Israeli Education Minister Naftali Bennett said Wednesday the idea of a Palestinian state was over after Donald Trump’s election as US president, calling for an end to what has been the basis of years of negotiations.
“Trump’s victory is an opportunity for Israel to immediately retract the notion of a Palestinian state in the center of the country, which would hurt our security and just cause,” Bennett, who heads the hardline Jewish Home party, said in an apparent reference to the occupied West Bank.
“This is the position of the president-elect … The era of a Palestinian state is over.”
Justice Minister Ayelet Shaked, also of Jewish Home, called on Trump to follow through on his promise to move the US embassy from Tel Aviv to Jerusalem, in a break with the consistent policy of successive administrations, Republican as well as Democrat.
Deputy Foreign Minister Tzipi Hotovely, from Prime Minister Benjamin Netanyahu’s right-wing Likud party, also called for the embassy to be moved, as did Jerusalem Mayor Nir Barkat.
There was no immediate reaction from Netanyahu himself.
The prime minister caused controversy when he ruled out a Palestinian state ahead of a 2015 general election, but later backtracked and has since expressed support for the two-state solution.
The status of Jerusalem is one of the most difficult issues in the Israeli-Palestinian conflict.
The Palestinians see east Jerusalem as the capital of their future state, while the Israelis call the entire city their eternal indivisible capital.

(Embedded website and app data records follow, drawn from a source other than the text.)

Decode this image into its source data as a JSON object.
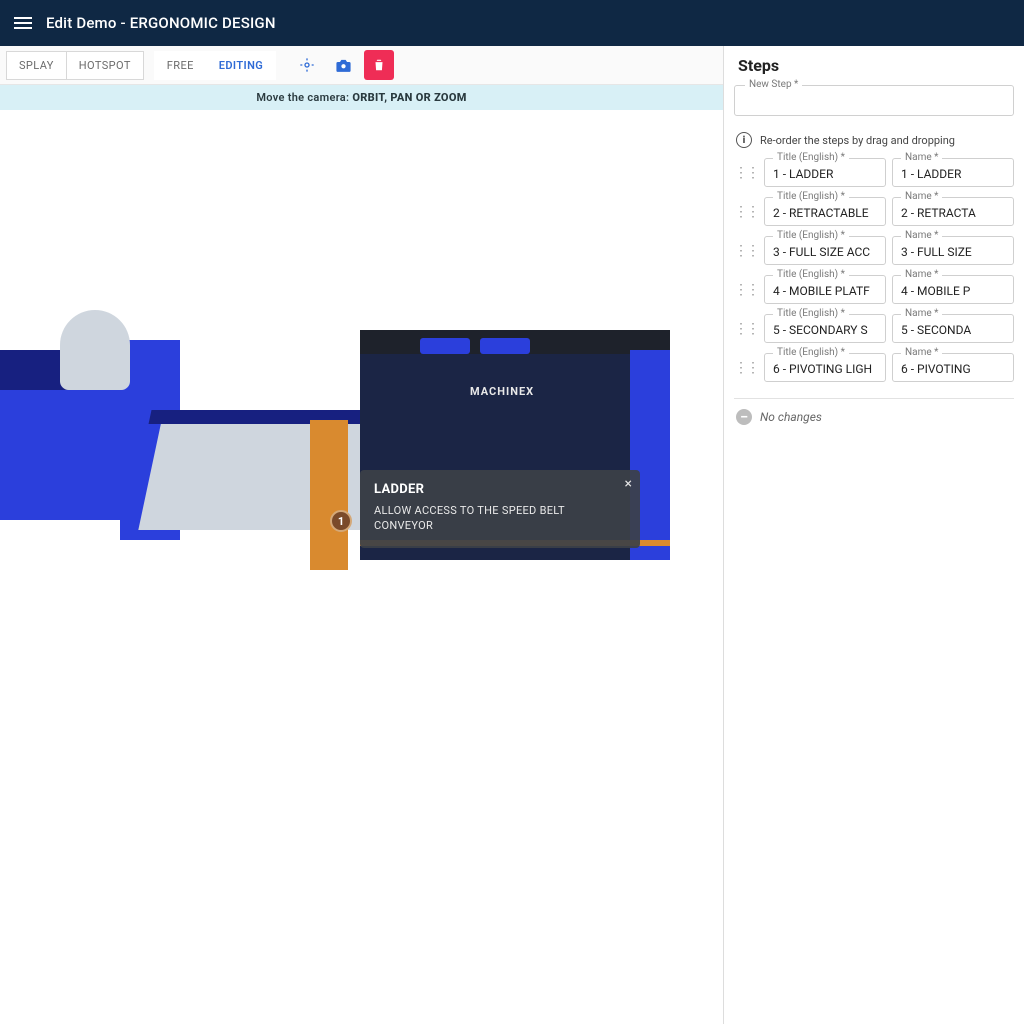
{
  "header": {
    "title": "Edit Demo - ERGONOMIC DESIGN"
  },
  "toolbar": {
    "tabs": {
      "display": "SPLAY",
      "hotspot": "HOTSPOT",
      "free": "FREE",
      "editing": "EDITING"
    }
  },
  "hint": {
    "prefix": "Move the camera: ",
    "bold": "ORBIT, PAN OR ZOOM"
  },
  "overlay": {
    "marker": "1",
    "title": "LADDER",
    "body": "ALLOW ACCESS TO THE SPEED BELT CONVEYOR",
    "brand": "MACHINEX"
  },
  "side": {
    "title": "Steps",
    "new_step_label": "New Step *",
    "reorder_hint": "Re-order the steps by drag and dropping",
    "title_label": "Title (English) *",
    "name_label": "Name *",
    "no_changes": "No changes",
    "steps": [
      {
        "title": "1 - LADDER",
        "name": "1 - LADDER"
      },
      {
        "title": "2 - RETRACTABLE",
        "name": "2 - RETRACTA"
      },
      {
        "title": "3 - FULL SIZE ACC",
        "name": "3 - FULL SIZE"
      },
      {
        "title": "4 - MOBILE PLATF",
        "name": "4 - MOBILE P"
      },
      {
        "title": "5 - SECONDARY S",
        "name": "5 - SECONDA"
      },
      {
        "title": "6 - PIVOTING LIGH",
        "name": "6 - PIVOTING"
      }
    ]
  }
}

Trump has pledged to recognize Jerusalem as Israel’s capital.
US traditional stance on Israel
Zvi Bar’el, an Israeli Middle Eastern affairs analyst for Haaretz Newspaper, wrote in a column piece that “Congress always has been and always will be with us, the Pentagon needs us, and American Jewry will ensure our welfare.”

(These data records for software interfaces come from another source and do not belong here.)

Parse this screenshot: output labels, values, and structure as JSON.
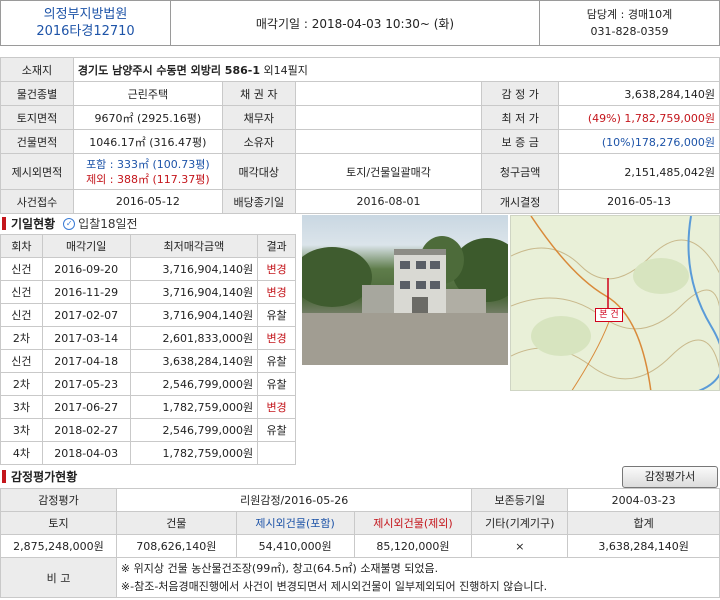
{
  "header": {
    "court": "의정부지방법원",
    "case_no": "2016타경12710",
    "auction_date": "매각기일 : 2018-04-03   10:30~ (화)",
    "dept": "담당계 : 경매10계",
    "phone": "031-828-0359"
  },
  "info": {
    "address_label": "소재지",
    "address": "경기도 남양주시 수동면 외방리 586-1",
    "address_extra": "외14필지",
    "rows": [
      {
        "l1": "물건종별",
        "v1": "근린주택",
        "l2": "채 권 자",
        "v2": "",
        "l3": "감 정 가",
        "v3": "3,638,284,140원"
      },
      {
        "l1": "토지면적",
        "v1": "9670㎡ (2925.16평)",
        "l2": "채무자",
        "v2": "",
        "l3": "최 저 가",
        "v3": "(49%) 1,782,759,000원"
      },
      {
        "l1": "건물면적",
        "v1": "1046.17㎡ (316.47평)",
        "l2": "소유자",
        "v2": "",
        "l3": "보 증 금",
        "v3": "(10%)178,276,000원"
      }
    ],
    "excl_label": "제시외면적",
    "excl_incl": "포함 : 333㎡ (100.73평)",
    "excl_excl": "제외 : 388㎡ (117.37평)",
    "sale_target_label": "매각대상",
    "sale_target": "토지/건물일괄매각",
    "claim_label": "청구금액",
    "claim": "2,151,485,042원",
    "receipt_label": "사건접수",
    "receipt": "2016-05-12",
    "dividend_label": "배당종기일",
    "dividend": "2016-08-01",
    "start_label": "개시결정",
    "start": "2016-05-13"
  },
  "history": {
    "title": "기일현황",
    "sub": "입찰18일전",
    "headers": [
      "회차",
      "매각기일",
      "최저매각금액",
      "결과"
    ],
    "rows": [
      {
        "round": "신건",
        "date": "2016-09-20",
        "amount": "3,716,904,140원",
        "result": "변경"
      },
      {
        "round": "신건",
        "date": "2016-11-29",
        "amount": "3,716,904,140원",
        "result": "변경"
      },
      {
        "round": "신건",
        "date": "2017-02-07",
        "amount": "3,716,904,140원",
        "result": "유찰"
      },
      {
        "round": "2차",
        "date": "2017-03-14",
        "amount": "2,601,833,000원",
        "result": "변경"
      },
      {
        "round": "신건",
        "date": "2017-04-18",
        "amount": "3,638,284,140원",
        "result": "유찰"
      },
      {
        "round": "2차",
        "date": "2017-05-23",
        "amount": "2,546,799,000원",
        "result": "유찰"
      },
      {
        "round": "3차",
        "date": "2017-06-27",
        "amount": "1,782,759,000원",
        "result": "변경"
      },
      {
        "round": "3차",
        "date": "2018-02-27",
        "amount": "2,546,799,000원",
        "result": "유찰"
      },
      {
        "round": "4차",
        "date": "2018-04-03",
        "amount": "1,782,759,000원",
        "result": ""
      }
    ]
  },
  "map": {
    "marker_label": "본 건"
  },
  "appraisal": {
    "title": "감정평가현황",
    "button": "감정평가서",
    "row1_label": "감정평가",
    "agency": "리원감정/2016-05-26",
    "preserve_label": "보존등기일",
    "preserve": "2004-03-23",
    "headers": [
      "토지",
      "건물",
      "제시외건물(포함)",
      "제시외건물(제외)",
      "기타(기계기구)",
      "합계"
    ],
    "values": [
      "2,875,248,000원",
      "708,626,140원",
      "54,410,000원",
      "85,120,000원",
      "×",
      "3,638,284,140원"
    ],
    "note_label": "비 고",
    "note1": "※ 위지상 건물 농산물건조장(99㎡), 창고(64.5㎡) 소재불명 되었음.",
    "note2": "※-참조-처음경매진행에서 사건이 변경되면서 제시외건물이 일부제외되어 진행하지 않습니다."
  }
}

His views are echoed by The Israeli Project, a US-based pro-Israel lobby group, who previously told Reuters that the “traditional” stance of Washington standing by Tel Aviv will “continue.”
“We enjoy and appreciate the strong bipartisan support we get,” said Lior Weintraub, vice-president of The Israel Project, and a former chief of staff at the Israeli embassy in Washington, DC.
“We believe either president will continue the tradition of the many presidents from both sides of the aisle of fostering the alliance on every front, from security to culture.”